The picture unfortunately shows at times that it passed through many hands. The early scenes in Krypton and Kansas, for instance, are in dead earnest, with a strong overlay of spiritualism and Christian symbolism. The tone shifts abruptly when the action moves to Metropolis, which, along with evil, abounds with sight gags and fast back chat. Luthor adds still another tone, that of high camp, somewhat reminiscent of TV's old Batman serial. On their own, the Luthor scenes are funny, but they almost seem to have been brought in by mistake from another movie.
Taken as a whole, however, Superman works, and works well. That is all the more surprising because, despite the years of hoopla over Cannes, real production work did not begin until January 1977, when Donner was brought in as director, Barry, 42, was hired as set designer, and Tom Mankiewicz, 35, was asked to do a third rewrite of the script (after Mario Puzo and the team of Robert Benton and David and Leslie Newman).
Barry had the most immediate problem: he had only eleven weeks to design and build Krypton, or "Chez Brando," as he calls it.
Searching for ideas, he happened upon a book of crystal photography, which had exactly the futuristic-looking shapes such a planet might contain. On the screen, Krypton looks like a giant ice palace, an all-white world fit for the advanced, abstract-minded folk the Kryptonians are supposed to be.
Donner's problem was more personal:
Brando himself. Brando had been the key to the film because his magic name had brought in other stars and, more important, other investors. But now, reported one of his friends, Agent Jay Kanter, Brando felt he should play Jor-El "like a green suitcase." "A green suitcase?" asked Donner. "Yes," said the friend. "Marlon wants to put a green suitcase on the sound stage and let his voice come out."

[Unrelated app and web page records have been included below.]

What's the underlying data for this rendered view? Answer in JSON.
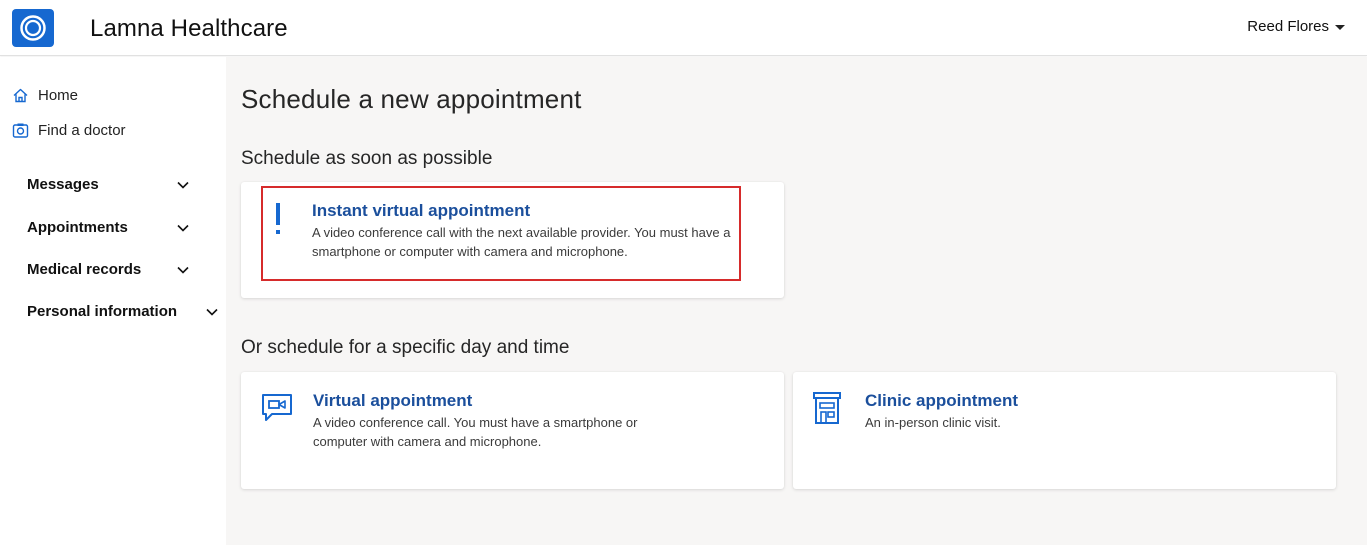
{
  "header": {
    "app_title": "Lamna Healthcare",
    "user_name": "Reed Flores",
    "logo_icon": "logo-ring-icon",
    "brand_color": "#1668d0"
  },
  "sidebar": {
    "links": [
      {
        "label": "Home",
        "icon": "home-icon"
      },
      {
        "label": "Find a doctor",
        "icon": "find-doctor-icon"
      }
    ],
    "groups": [
      {
        "label": "Messages"
      },
      {
        "label": "Appointments"
      },
      {
        "label": "Medical records"
      },
      {
        "label": "Personal information"
      }
    ]
  },
  "main": {
    "page_title": "Schedule a new appointment",
    "asap_section": {
      "title": "Schedule as soon as possible",
      "card": {
        "title": "Instant virtual appointment",
        "description": "A video conference call with the next available provider. You must have a smartphone or computer with camera and microphone.",
        "icon": "exclamation-icon",
        "highlight_color": "#d62b2b"
      }
    },
    "specific_section": {
      "title": "Or schedule for a specific day and time",
      "cards": [
        {
          "title": "Virtual appointment",
          "description": "A video conference call. You must have a smartphone or computer with camera and microphone.",
          "icon": "video-chat-icon"
        },
        {
          "title": "Clinic appointment",
          "description": "An in-person clinic visit.",
          "icon": "clinic-building-icon"
        }
      ]
    },
    "link_color": "#1b4f9c"
  }
}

Jor-El as a trunk caller was not quite what Donner wanted, and he and Salkind asked for a meeting with Brando in Los Angeles. When they arrived, the green suitcase had been forgotten. "Maybe the people on Krypton should look like bagels," said Brando. Salkind, who is edgy at the best of times, suppressed his hysteria as he envisioned his project, his reputation and his bankbook being swallowed by some great blobbish bagel. "I was almost banging the knee of Dick, begging him to say something," he recalls. Finally Donner interjected that all the kids, including Brando's own, who had read the comic books would know that Superman's father was not a bagel. Brando admitted the logic of that and decided to play Jor-El as Marlon Brando.